Myopia, or nearsightedness, is the most common human eye disorder. Its diagnosis is based on refractive error biometrics, either negative sphere (SPH) or spherical equivalent (SE) (SE=SPH+
1/2 cylinder) and is measured in diopters (D). Worldwide, individuals do not share the same myopic development risk, as the prevalence of myopia varies in different countries. Studies, primarily in adults but in some schoolchildren cohorts, have reported approximate prevalence rates of 17% in Australia, 26%–35% in the United States, and 27% in Western Europe [1
]. Higher prevalence rates of 71%–96% have been reported in Asian countries such as Japan, Taiwan, Hong Kong, and Singapore [5
]. Having myopia can significantly impact one’s daily life. High-grade levels of myopic refractive error (e.g., SEM or SPH less than −5.00 D) have associated ocular comorbidities of increased risk of premature cataracts, glaucoma, retinal detachment, and macular chorioretinal degeneration [1
]. Myopia clearly is a significant global public health problem.
The genetic basis of myopia is supported by familial aggregation, segregation, and twin studies. High heritability estimates have been reported for SEM (0.5–0.96) [14
] and axial length (AL) (0.40–0.94) [14
]. The relative risk of myopia in siblings of a person with myopia has been estimated to be 5–20 for high myopia (SEM ≤ −6.00 D), and 1.5–3 for lower degrees of myopia (SE: −1.00 to −3.00 D) [19
]. To date, more than 18 myopia (MYP) genetic chromosomal loci (MYP1–MYP18 and other implicated chromosomal regions) have been reported by genome-wide linkage studies in families. Most regions (11 MYP loci) were mapped for high-grade myopia in limited pedigree linkage studies. Although quantitative refractive data are generally available on ascertained samples, very few studies have used these continuous traits to map quantitative trait loci (QTLs) for myopia.
Of the 18 MYP chromosomal loci identified, five (MYP7 [11p13], MYP8 [3q26], MYP9 [4q12], MYP10 [8p23], and MYP14 [1p34–36]) [21
] were initially identified through quantitative trait linkage analysis using refractive error measurements (SPH and SE) as the traits. For example, the MYP7–MYP10 loci were identified using 221 dizygotic (DZ) twins from a classical twin study designed to investigate the heritability of refractive error. The strongest linkage signal was at chromosome 11p13, which contained the biologically relevant candidate gene paired box gene 6 (PAX6

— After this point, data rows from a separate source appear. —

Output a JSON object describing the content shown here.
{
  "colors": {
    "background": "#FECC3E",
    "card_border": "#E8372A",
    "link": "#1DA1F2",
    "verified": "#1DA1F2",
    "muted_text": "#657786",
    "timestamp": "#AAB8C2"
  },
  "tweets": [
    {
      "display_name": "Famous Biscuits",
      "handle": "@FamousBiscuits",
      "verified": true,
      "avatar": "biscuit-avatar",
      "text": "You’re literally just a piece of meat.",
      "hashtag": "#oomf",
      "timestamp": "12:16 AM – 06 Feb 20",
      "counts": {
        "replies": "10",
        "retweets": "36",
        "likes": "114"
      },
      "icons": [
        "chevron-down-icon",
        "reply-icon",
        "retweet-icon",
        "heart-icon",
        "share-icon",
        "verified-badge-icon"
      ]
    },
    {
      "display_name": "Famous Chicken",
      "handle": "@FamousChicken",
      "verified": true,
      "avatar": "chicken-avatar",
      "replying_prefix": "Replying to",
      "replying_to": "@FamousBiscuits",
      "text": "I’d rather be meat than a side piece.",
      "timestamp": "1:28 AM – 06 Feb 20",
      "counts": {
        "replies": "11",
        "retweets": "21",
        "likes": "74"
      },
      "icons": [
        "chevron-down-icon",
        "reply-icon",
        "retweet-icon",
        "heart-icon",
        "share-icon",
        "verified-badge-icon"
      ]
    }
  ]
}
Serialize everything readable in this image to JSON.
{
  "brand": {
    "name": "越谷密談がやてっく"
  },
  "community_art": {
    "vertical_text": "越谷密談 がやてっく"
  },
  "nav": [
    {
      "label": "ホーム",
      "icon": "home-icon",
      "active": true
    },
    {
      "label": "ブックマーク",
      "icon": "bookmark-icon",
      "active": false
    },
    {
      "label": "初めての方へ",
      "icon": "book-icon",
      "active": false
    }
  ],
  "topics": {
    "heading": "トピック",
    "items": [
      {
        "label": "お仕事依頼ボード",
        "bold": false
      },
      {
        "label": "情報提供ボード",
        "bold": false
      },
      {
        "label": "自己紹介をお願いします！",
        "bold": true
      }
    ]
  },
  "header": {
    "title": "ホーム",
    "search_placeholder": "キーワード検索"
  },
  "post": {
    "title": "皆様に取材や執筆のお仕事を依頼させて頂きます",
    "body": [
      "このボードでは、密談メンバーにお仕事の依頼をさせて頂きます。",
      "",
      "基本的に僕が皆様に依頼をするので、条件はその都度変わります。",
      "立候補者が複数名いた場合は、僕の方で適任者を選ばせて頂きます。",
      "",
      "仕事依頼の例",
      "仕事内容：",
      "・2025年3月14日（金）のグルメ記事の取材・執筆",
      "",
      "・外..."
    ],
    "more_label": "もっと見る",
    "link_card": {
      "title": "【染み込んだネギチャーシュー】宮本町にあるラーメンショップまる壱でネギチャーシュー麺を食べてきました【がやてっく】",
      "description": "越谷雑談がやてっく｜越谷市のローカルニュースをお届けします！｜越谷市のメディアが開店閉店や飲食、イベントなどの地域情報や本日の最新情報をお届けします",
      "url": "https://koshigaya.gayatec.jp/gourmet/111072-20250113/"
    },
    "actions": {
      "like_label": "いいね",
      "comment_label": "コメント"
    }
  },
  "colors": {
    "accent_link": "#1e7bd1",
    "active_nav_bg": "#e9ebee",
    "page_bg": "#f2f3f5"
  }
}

). In contrast to the twin study design, the MYP14 locus was a QTL found after 49 multigenerational Ashkenazi Jewish families ascertained for common myopia using SEM as the trait were analyzed [22
]. No evidence of linkage to this region was found in the authors’ efforts to replicate this finding in a meta-analysis consisting of Old Order Amish, African American, and Caucasian subjects [23
]. However, in a later effort to fine-map the MYP14 locus in a combined cohort of Old Order Amish and Ashkenazi Jewish families, replication of this locus was accomplished, and the QTL was narrowed to a 10 Mb area extending from chromosome 1p34.2 to chromosome 1p35.2 [24
As was the case with localizing MYP14, successful efforts to find QTLs for refractive error have often used homogenous populations in genome-wide linkage studies. These homogenous populations have included Ashkenazi Jews [22
], Caucasians [23
], African Americans [23
], and Old Order Amish [23
], and different loci have been identified. For instance, MYP14 was not found in Caucasians, and 4q21 and 12q24 were found in Caucasians but not Ashkenazi Jews and Old Order Amish [21
]. Overall, the QTL studies to date used either a small number of multigenerational pedigrees or twins. A more comprehensive and large-scale approach will help verify the existing regions.
This study is an international collaborative effort combining high-grade myopia pedigrees from five sites, leading to the largest family data set for myopia to date. We performed a genome-wide quantitative trait linkage scan using SPH and SEM directly and compared the results to known myopia loci. The outcomes of this study provide us with additional information regarding known genetic loci, and we have identified new myopia loci.